M.A. in English, University of California, Riverside, 2014
Erica Edwards, Vorris Nunley, Fred Moten, Michelle Raheja, Ashon Crawley
African American Literature, Rhetoric, Theology, Black Protest, and the Politics of Recognition
My research examines the way that contemporary canonical Black Christianity has on the one hand served as a vehicle for White supremacy, while it has on the other hand been used as a vehicle for radical Black sociality. Canonical Black Christianity includes popular public misperceptions of a monolithic Black church that, although made up of various denominations, factions, and theological differences, functions as a trope that creates and recreates meaning as a rhetorical construction in and through Black lives. My research will focus on how divergent, noncanonical understandings of Black religiosity are manifested in contemporary African American literature, particularly through notions of “calling” and “uncalling.” Although it is well documented in historical and sociological scholarship that Black Christianity has been used as a tool both for oppression and liberation, my literary research focuses on alternative expressions of black religiosity in African American fiction since the early twentieth century, focusing on the proliferation of minor black religiosities, or heterodoxies, as well as on the shades of religious expression that do not conform to institutionalized or canonical Black religion. I will utilize texts that are shaped by this tension―such as James Baldwin’s Go Tell It on the Mountain, Richard Wright’s Native Son, and Toni Cade Bambara’s The Salt Eaters―to draw out a form of being in the world that is not concerned with obtaining approval, social/political recognition, or affirmation within a White supremacist framework. I will pay particular attention to notions of calling, ordination, anointing, and uncalling that illustrate the disruptions of this master narrative of the Black church in order to consider the relationship between Black religiosity, Black social movements, and the politics of recognition.

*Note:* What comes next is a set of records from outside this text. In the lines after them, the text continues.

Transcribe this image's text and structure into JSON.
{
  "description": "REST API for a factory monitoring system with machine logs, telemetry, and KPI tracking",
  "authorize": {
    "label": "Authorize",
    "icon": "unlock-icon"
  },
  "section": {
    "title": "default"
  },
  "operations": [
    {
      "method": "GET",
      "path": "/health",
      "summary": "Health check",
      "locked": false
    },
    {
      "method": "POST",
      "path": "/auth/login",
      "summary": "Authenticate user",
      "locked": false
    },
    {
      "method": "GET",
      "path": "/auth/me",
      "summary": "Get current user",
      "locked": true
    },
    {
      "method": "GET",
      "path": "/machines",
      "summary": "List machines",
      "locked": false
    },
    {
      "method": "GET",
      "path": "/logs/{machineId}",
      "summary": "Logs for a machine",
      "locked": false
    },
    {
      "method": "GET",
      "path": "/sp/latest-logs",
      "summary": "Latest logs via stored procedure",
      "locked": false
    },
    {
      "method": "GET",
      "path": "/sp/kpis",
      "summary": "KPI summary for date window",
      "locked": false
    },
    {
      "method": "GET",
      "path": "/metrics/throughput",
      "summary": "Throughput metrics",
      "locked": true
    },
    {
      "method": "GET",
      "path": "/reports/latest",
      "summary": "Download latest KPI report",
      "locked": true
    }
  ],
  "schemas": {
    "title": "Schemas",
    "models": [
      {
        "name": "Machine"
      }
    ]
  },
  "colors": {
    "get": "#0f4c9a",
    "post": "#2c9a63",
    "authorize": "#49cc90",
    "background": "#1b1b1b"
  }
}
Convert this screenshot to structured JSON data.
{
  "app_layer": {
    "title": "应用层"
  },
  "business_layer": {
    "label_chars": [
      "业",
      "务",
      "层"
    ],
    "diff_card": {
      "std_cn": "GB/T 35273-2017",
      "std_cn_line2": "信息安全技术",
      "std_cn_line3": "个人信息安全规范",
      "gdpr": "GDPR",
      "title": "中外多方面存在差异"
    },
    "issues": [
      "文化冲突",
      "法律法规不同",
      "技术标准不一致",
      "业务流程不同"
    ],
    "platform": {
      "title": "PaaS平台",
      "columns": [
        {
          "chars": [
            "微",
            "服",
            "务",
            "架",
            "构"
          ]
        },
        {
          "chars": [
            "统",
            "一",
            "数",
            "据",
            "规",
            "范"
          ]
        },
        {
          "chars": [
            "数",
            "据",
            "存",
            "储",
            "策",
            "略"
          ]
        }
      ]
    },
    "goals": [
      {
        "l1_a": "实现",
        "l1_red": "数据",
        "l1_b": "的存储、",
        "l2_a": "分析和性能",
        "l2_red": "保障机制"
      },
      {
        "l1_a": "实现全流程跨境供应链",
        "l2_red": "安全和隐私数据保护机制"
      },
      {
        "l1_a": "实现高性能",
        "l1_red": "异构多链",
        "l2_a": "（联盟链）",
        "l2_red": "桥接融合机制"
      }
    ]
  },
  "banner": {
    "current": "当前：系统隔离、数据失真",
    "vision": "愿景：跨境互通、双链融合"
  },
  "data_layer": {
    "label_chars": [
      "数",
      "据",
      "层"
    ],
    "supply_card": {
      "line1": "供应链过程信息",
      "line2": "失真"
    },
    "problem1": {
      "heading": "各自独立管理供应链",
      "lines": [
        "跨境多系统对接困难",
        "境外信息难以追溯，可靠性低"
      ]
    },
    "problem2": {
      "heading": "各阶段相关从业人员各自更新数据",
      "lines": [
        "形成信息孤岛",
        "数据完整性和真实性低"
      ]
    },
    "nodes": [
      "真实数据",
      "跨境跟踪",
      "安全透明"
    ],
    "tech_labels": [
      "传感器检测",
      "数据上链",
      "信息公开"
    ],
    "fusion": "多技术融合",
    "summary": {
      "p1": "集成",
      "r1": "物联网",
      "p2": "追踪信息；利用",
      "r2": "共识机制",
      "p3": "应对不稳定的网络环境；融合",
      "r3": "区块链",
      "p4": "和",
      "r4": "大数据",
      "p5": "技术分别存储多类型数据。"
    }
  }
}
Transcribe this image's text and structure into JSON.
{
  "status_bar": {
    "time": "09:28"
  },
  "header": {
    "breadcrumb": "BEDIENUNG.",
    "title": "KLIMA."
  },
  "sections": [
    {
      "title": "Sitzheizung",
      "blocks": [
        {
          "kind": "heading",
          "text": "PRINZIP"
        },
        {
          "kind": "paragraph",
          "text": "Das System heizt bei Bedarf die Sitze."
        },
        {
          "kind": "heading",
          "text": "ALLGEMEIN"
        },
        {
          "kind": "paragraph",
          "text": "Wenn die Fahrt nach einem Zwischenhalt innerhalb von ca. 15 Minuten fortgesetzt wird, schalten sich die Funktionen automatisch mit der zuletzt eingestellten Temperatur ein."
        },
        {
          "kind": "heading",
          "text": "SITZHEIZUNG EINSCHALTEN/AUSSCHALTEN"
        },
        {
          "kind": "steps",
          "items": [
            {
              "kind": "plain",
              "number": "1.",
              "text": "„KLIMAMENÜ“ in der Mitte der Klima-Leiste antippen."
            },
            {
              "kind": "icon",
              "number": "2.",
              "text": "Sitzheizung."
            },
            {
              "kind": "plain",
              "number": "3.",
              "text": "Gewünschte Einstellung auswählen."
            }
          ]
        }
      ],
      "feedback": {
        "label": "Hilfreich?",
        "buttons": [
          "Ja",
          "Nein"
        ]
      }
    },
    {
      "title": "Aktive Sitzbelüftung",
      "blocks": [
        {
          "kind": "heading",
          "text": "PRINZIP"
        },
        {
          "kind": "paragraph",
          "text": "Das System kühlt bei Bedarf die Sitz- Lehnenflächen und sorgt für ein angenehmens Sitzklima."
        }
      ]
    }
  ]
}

In other words, my work will analyze Black religiosity as an enactment of radical Black collectivity in counterdistinction to a politics of recognition.
UCR Undergraduate Research Journal Volume VI (2012)
Rhetoric of Retention: Malcolm X’s “A Message to the Grassroots”